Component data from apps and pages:
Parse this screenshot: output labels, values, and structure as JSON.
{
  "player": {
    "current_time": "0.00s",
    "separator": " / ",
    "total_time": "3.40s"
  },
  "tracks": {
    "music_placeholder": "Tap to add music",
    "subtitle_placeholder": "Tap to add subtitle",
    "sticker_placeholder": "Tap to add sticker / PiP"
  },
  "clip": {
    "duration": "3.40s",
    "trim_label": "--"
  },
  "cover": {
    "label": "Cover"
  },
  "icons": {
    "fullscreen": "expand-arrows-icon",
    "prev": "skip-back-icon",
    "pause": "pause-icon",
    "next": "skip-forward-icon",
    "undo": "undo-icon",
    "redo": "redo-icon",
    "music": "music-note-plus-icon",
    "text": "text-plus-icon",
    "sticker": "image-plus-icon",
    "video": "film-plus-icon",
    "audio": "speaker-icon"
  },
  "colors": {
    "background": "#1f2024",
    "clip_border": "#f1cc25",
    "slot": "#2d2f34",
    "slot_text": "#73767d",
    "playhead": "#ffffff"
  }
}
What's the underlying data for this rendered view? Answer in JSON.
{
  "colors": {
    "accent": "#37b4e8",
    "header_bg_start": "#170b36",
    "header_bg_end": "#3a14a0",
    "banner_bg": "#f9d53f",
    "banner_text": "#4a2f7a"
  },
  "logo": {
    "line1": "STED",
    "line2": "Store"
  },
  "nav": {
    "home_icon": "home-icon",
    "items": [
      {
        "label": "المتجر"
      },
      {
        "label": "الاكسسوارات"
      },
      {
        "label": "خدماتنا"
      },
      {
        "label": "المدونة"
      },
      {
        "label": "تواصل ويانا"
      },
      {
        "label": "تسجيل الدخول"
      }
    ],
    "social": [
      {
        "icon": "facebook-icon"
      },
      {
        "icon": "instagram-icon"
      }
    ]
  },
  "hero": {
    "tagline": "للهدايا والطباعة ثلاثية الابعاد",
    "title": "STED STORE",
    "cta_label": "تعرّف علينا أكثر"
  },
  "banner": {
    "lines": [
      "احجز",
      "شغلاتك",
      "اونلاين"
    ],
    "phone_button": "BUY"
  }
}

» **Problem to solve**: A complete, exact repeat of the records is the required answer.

» **Answer for this exercise**:
Parse this screenshot: output labels, values, and structure as JSON.
{
  "player": {
    "current_time": "0.00s",
    "separator": " / ",
    "total_time": "3.40s"
  },
  "tracks": {
    "music_placeholder": "Tap to add music",
    "subtitle_placeholder": "Tap to add subtitle",
    "sticker_placeholder": "Tap to add sticker / PiP"
  },
  "clip": {
    "duration": "3.40s",
    "trim_label": "--"
  },
  "cover": {
    "label": "Cover"
  },
  "icons": {
    "fullscreen": "expand-arrows-icon",
    "prev": "skip-back-icon",
    "pause": "pause-icon",
    "next": "skip-forward-icon",
    "undo": "undo-icon",
    "redo": "redo-icon",
    "music": "music-note-plus-icon",
    "text": "text-plus-icon",
    "sticker": "image-plus-icon",
    "video": "film-plus-icon",
    "audio": "speaker-icon"
  },
  "colors": {
    "background": "#1f2024",
    "clip_border": "#f1cc25",
    "slot": "#2d2f34",
    "slot_text": "#73767d",
    "playhead": "#ffffff"
  }
}
What's the underlying data for this rendered view? Answer in JSON.
{
  "colors": {
    "accent": "#37b4e8",
    "header_bg_start": "#170b36",
    "header_bg_end": "#3a14a0",
    "banner_bg": "#f9d53f",
    "banner_text": "#4a2f7a"
  },
  "logo": {
    "line1": "STED",
    "line2": "Store"
  },
  "nav": {
    "home_icon": "home-icon",
    "items": [
      {
        "label": "المتجر"
      },
      {
        "label": "الاكسسوارات"
      },
      {
        "label": "خدماتنا"
      },
      {
        "label": "المدونة"
      },
      {
        "label": "تواصل ويانا"
      },
      {
        "label": "تسجيل الدخول"
      }
    ],
    "social": [
      {
        "icon": "facebook-icon"
      },
      {
        "icon": "instagram-icon"
      }
    ]
  },
  "hero": {
    "tagline": "للهدايا والطباعة ثلاثية الابعاد",
    "title": "STED STORE",
    "cta_label": "تعرّف علينا أكثر"
  },
  "banner": {
    "lines": [
      "احجز",
      "شغلاتك",
      "اونلاين"
    ],
    "phone_button": "BUY"
  }
}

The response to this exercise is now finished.